* [WORK TO BE COMPLETED] No pictures should be carried over. Output all other parts of the entries verbatim.

* [STORED DATA]
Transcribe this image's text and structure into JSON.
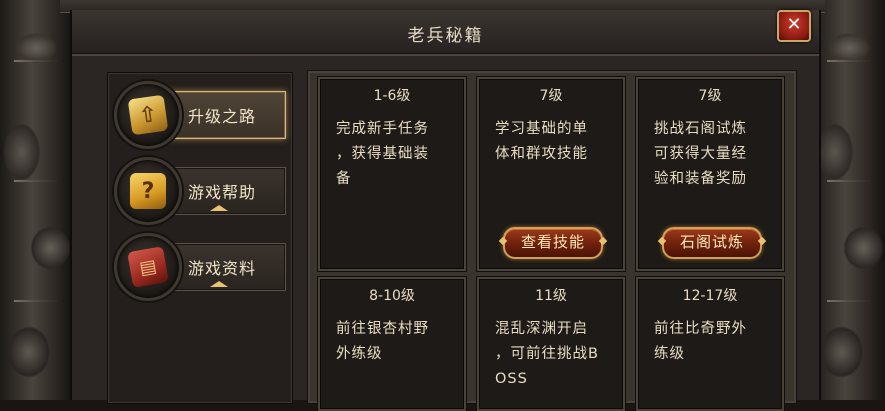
{
  "window": {
    "title": "老兵秘籍",
    "close_label": "✕"
  },
  "sidebar": {
    "items": [
      {
        "label": "升级之路",
        "icon": "upgrade-arrow-icon",
        "active": true
      },
      {
        "label": "游戏帮助",
        "icon": "question-mark-icon",
        "active": false
      },
      {
        "label": "游戏资料",
        "icon": "book-icon",
        "active": false
      }
    ]
  },
  "cards": [
    {
      "level": "1-6级",
      "desc": "完成新手任务\n，获得基础装\n备",
      "button": ""
    },
    {
      "level": "7级",
      "desc": "学习基础的单\n体和群攻技能",
      "button": "查看技能"
    },
    {
      "level": "7级",
      "desc": "挑战石阁试炼\n可获得大量经\n验和装备奖励",
      "button": "石阁试炼"
    },
    {
      "level": "8-10级",
      "desc": "前往银杏村野\n外练级",
      "button": ""
    },
    {
      "level": "11级",
      "desc": "混乱深渊开启\n，可前往挑战B\nOSS",
      "button": ""
    },
    {
      "level": "12-17级",
      "desc": "前往比奇野外\n练级",
      "button": ""
    }
  ],
  "colors": {
    "accent_gold": "#d8b778",
    "text": "#e8dcc3",
    "button_red": "#6d200c",
    "close_red": "#c62f22"
  }
}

* [SOLVED EXERCISE]
Transcribe this image's text and structure into JSON.
{
  "window": {
    "title": "老兵秘籍",
    "close_label": "✕"
  },
  "sidebar": {
    "items": [
      {
        "label": "升级之路",
        "icon": "upgrade-arrow-icon",
        "active": true
      },
      {
        "label": "游戏帮助",
        "icon": "question-mark-icon",
        "active": false
      },
      {
        "label": "游戏资料",
        "icon": "book-icon",
        "active": false
      }
    ]
  },
  "cards": [
    {
      "level": "1-6级",
      "desc": "完成新手任务\n，获得基础装\n备",
      "button": ""
    },
    {
      "level": "7级",
      "desc": "学习基础的单\n体和群攻技能",
      "button": "查看技能"
    },
    {
      "level": "7级",
      "desc": "挑战石阁试炼\n可获得大量经\n验和装备奖励",
      "button": "石阁试炼"
    },
    {
      "level": "8-10级",
      "desc": "前往银杏村野\n外练级",
      "button": ""
    },
    {
      "level": "11级",
      "desc": "混乱深渊开启\n，可前往挑战B\nOSS",
      "button": ""
    },
    {
      "level": "12-17级",
      "desc": "前往比奇野外\n练级",
      "button": ""
    }
  ],
  "colors": {
    "accent_gold": "#d8b778",
    "text": "#e8dcc3",
    "button_red": "#6d200c",
    "close_red": "#c62f22"
  }
}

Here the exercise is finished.